The authority of Jesus
Mark 12: 1 – 12 “Jesus then began to speak to them in parables: “A man planted a vineyard. He put a wall around it, dug a pit for the winepress and built a watchtower. Then he rented the vineyard to some farmers and moved to another place. 2 At harvest time he sent a servant to the tenants to collect from them some of the fruit of the vineyard. 3 But they seized him, beat him and sent him away empty-handed. 4 Then he sent another servant to them; they struck this man on the head and treated him shamefully. 5 He sent still another, and that one they killed. He sent many others; some of them they beat, others they killed. 6 “He had one left to send, a son, whom he loved. He sent him last of all, saying, ‘They will respect my son.’ 7 “But the tenants said to one another, ‘This is the heir. Come, let’s kill him, and the inheritance will be ours.’ 8 So they took him and killed him, and threw him out of the vineyard. 9 “What then will the owner of the vineyard do? He will come and kill those tenants and give the vineyard to others. 10 Haven’t you read this passage of Scripture: “‘The stone the builders rejected has become the cornerstone; 11 the Lord has done this, and it is marvellous in our eyes’?” 12 Then the chief priests, the teachers of the law and the elders looked for a way to arrest him because they knew he had spoken the parable against them. But they were afraid of the crowd; so they left him and went away.”

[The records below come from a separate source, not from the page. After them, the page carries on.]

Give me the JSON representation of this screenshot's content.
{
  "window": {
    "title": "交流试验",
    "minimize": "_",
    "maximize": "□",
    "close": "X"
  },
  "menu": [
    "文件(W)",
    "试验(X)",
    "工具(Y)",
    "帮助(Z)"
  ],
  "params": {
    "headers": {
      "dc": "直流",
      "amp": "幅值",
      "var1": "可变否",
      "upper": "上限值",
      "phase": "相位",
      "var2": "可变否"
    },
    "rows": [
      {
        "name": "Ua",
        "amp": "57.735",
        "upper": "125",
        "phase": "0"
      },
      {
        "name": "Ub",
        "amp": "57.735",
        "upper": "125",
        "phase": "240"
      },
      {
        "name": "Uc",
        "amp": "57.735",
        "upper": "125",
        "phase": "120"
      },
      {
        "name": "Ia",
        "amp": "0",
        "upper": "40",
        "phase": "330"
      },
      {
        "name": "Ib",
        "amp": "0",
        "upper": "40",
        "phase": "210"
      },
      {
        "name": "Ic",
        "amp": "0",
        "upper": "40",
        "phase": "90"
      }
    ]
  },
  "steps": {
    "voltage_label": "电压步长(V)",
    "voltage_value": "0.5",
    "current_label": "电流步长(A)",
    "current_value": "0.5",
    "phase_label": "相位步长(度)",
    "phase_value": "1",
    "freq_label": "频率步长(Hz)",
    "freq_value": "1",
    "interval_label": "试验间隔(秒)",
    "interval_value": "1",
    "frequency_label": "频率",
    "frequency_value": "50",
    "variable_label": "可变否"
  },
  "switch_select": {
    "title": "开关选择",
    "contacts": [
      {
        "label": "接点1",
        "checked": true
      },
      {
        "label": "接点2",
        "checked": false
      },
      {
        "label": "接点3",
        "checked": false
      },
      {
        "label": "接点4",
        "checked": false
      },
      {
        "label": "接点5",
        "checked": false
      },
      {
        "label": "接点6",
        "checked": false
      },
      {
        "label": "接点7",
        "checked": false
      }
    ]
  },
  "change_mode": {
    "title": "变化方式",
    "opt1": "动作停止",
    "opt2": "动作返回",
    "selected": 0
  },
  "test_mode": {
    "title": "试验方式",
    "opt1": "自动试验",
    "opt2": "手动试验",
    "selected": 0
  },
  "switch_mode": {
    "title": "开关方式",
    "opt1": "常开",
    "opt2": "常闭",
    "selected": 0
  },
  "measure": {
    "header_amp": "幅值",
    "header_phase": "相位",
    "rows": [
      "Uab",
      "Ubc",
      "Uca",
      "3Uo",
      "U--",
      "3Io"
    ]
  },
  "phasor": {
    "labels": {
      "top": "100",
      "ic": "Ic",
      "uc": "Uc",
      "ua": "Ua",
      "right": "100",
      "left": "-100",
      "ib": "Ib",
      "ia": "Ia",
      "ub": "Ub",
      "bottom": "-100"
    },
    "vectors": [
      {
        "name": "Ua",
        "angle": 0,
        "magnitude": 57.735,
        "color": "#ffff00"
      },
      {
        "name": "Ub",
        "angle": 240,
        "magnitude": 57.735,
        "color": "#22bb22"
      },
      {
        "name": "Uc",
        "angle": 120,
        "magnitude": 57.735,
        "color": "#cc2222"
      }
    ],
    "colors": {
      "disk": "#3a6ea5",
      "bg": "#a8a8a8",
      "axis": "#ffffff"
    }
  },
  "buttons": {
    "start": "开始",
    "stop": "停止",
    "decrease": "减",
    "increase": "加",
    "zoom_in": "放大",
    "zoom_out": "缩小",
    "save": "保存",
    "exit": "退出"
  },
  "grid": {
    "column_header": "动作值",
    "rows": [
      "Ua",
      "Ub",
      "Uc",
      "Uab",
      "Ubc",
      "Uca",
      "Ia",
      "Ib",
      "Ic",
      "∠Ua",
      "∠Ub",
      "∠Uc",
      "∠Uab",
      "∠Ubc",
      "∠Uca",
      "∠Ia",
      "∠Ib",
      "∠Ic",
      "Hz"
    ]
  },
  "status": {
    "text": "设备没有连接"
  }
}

On the back of the conversation regarding the authority of Jesus and the question which wasn’t answered, “John’s baptism—was it from heaven, or of human origin? Jesus tells a parable.

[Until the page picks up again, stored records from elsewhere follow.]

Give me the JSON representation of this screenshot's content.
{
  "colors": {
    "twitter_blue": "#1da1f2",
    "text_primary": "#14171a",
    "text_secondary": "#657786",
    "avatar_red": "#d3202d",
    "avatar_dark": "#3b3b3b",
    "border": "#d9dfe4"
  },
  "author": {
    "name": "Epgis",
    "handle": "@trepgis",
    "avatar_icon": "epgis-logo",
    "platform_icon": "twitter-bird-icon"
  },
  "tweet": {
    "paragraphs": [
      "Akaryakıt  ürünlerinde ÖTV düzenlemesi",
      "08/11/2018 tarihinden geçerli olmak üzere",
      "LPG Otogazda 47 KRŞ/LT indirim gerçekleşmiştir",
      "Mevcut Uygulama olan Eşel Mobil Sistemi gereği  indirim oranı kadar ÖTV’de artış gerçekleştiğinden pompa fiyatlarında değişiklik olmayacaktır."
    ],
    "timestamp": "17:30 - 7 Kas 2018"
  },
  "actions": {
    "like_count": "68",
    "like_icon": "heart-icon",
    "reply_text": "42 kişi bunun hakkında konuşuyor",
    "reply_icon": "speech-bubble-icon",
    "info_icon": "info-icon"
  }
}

It couldn’t be more obvious other than naming the names. The chief priests, the teachers of the law and the elders responded in the only way they knew. They wanted to get rid of Jesus. They had the opportunity to change but they didn’t. In fact they did exactly what the parable said they would do.

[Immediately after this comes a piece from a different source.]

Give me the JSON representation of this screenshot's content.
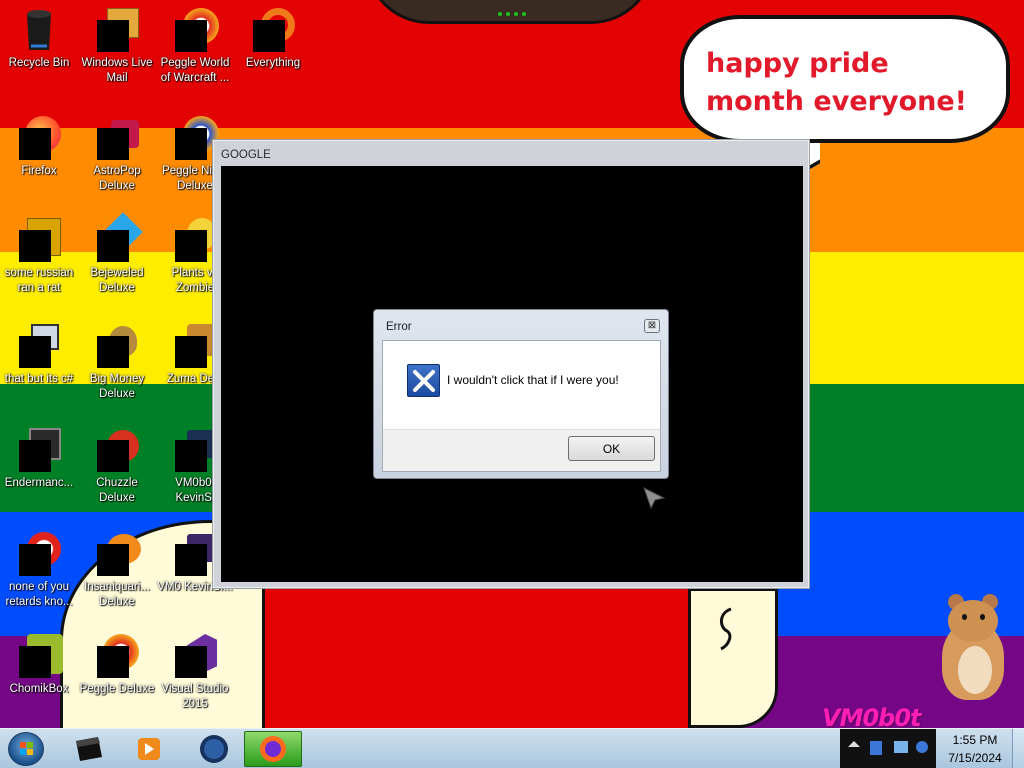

The apostle Peter used this parable in his speech in Acts 4 when he was accused with John of causing a near-riot for healing a man. He was clear on who represented who in the parable:
- the stone is Jesus Christ of Nazareth.
- the builders are the rulers of the people and elders.
- the rejection of the stone was the crucifixion of Jesus.
- the elevation of the stone to the capstone was the resurrection of Jesus.
- the implication of this new position at the head is that there is salvation in no other.
This parable takes us back to the main point of the argument that the religious leaders had with Jesus, the question of his authority. Jesus is clear, using Psalm 118, the rejected stone becomes the chief stone, the final authority. He would end his time on earth with such statements as “All authority in heaven and on earth has been given to me.”
For Peter, there was no other name given by which we can be saved.
For Paul, this name is above every other name.
For the Psalmist, the elevated name is marvellous in their eyes.
For the priests, the name is to be rejected and removed.
TPT of Psalm 118: 22-24 “The very stone the masons rejected as flawed has turned out to be the most important capstone of the arch, holding up the very house of God. 23 The Lord himself is the one who has done this, and it’s so amazing, so marvellous to see! 24 This is the very day of the Lord that brings gladness and joy, filling our hearts with glee.”
Jesus is the most important. How can we not bow our knee every single day of our life?
Do not reject what God is doing in your life right now, instead let Him take the final authority, submit to Him.